Material for this exercise:
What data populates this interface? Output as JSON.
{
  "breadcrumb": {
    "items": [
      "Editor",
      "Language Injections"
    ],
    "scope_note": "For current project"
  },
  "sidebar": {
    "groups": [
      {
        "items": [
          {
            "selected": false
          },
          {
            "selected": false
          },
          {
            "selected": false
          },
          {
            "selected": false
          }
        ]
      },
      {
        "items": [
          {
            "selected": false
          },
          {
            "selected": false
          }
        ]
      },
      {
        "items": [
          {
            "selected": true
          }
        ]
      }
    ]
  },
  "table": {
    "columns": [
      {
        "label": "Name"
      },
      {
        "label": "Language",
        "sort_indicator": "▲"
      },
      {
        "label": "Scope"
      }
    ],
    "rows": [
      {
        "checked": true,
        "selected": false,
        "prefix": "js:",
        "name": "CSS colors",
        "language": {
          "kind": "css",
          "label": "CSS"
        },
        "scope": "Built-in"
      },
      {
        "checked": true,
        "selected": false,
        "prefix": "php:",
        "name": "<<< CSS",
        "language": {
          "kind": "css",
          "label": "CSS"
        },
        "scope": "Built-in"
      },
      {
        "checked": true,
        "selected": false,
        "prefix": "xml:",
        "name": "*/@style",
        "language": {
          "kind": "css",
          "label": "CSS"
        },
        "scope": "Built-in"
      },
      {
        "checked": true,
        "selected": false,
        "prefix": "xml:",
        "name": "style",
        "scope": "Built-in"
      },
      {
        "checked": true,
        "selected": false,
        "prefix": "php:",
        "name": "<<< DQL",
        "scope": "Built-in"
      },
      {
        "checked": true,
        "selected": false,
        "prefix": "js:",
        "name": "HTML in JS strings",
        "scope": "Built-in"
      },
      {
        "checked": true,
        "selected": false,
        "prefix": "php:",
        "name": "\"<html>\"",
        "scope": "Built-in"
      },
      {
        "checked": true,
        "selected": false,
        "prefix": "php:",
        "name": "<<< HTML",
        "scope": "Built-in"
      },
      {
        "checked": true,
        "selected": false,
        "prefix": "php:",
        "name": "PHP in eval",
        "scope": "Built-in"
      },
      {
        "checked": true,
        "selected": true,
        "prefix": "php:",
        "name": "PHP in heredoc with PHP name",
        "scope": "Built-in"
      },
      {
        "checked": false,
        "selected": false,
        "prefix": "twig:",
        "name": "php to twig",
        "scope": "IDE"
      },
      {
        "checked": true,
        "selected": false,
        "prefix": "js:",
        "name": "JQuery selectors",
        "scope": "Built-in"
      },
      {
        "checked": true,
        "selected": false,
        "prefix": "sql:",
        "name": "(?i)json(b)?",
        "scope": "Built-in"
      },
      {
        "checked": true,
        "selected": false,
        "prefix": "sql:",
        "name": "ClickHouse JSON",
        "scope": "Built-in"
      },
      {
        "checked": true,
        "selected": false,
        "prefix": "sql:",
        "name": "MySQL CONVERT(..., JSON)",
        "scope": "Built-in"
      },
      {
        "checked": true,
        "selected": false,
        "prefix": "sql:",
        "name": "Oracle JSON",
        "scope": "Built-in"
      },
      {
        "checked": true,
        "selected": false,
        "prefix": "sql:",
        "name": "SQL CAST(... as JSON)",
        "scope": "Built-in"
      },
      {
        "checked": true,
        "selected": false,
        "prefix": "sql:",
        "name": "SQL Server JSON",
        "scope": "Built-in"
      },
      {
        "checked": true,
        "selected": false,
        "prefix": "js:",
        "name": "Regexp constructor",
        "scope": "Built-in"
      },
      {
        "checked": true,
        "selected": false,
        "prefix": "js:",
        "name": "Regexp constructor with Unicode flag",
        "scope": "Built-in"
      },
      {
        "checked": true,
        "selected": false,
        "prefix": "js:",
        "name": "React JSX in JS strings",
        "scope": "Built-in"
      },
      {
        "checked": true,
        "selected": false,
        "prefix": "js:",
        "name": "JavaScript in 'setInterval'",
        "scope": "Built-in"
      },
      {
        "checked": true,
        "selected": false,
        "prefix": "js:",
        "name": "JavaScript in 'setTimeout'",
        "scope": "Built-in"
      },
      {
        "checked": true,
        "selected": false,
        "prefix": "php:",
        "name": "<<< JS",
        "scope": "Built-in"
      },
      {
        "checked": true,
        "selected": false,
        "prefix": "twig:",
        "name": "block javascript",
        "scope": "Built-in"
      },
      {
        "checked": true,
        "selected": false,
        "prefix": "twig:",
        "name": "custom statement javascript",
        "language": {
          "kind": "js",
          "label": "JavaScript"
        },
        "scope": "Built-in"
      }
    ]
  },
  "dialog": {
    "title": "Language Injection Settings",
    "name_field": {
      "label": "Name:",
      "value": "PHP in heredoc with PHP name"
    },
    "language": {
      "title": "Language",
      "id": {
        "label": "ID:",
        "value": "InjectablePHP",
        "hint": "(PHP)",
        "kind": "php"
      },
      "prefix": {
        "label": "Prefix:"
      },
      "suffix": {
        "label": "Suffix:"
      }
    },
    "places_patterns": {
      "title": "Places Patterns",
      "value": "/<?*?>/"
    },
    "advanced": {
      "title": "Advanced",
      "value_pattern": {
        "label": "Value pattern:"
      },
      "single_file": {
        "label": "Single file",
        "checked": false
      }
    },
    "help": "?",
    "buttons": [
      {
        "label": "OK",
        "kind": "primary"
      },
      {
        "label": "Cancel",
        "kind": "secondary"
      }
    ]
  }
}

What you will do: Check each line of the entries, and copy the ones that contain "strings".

Problem solution:
        "name": "HTML in JS strings",
        "name": "React JSX in JS strings",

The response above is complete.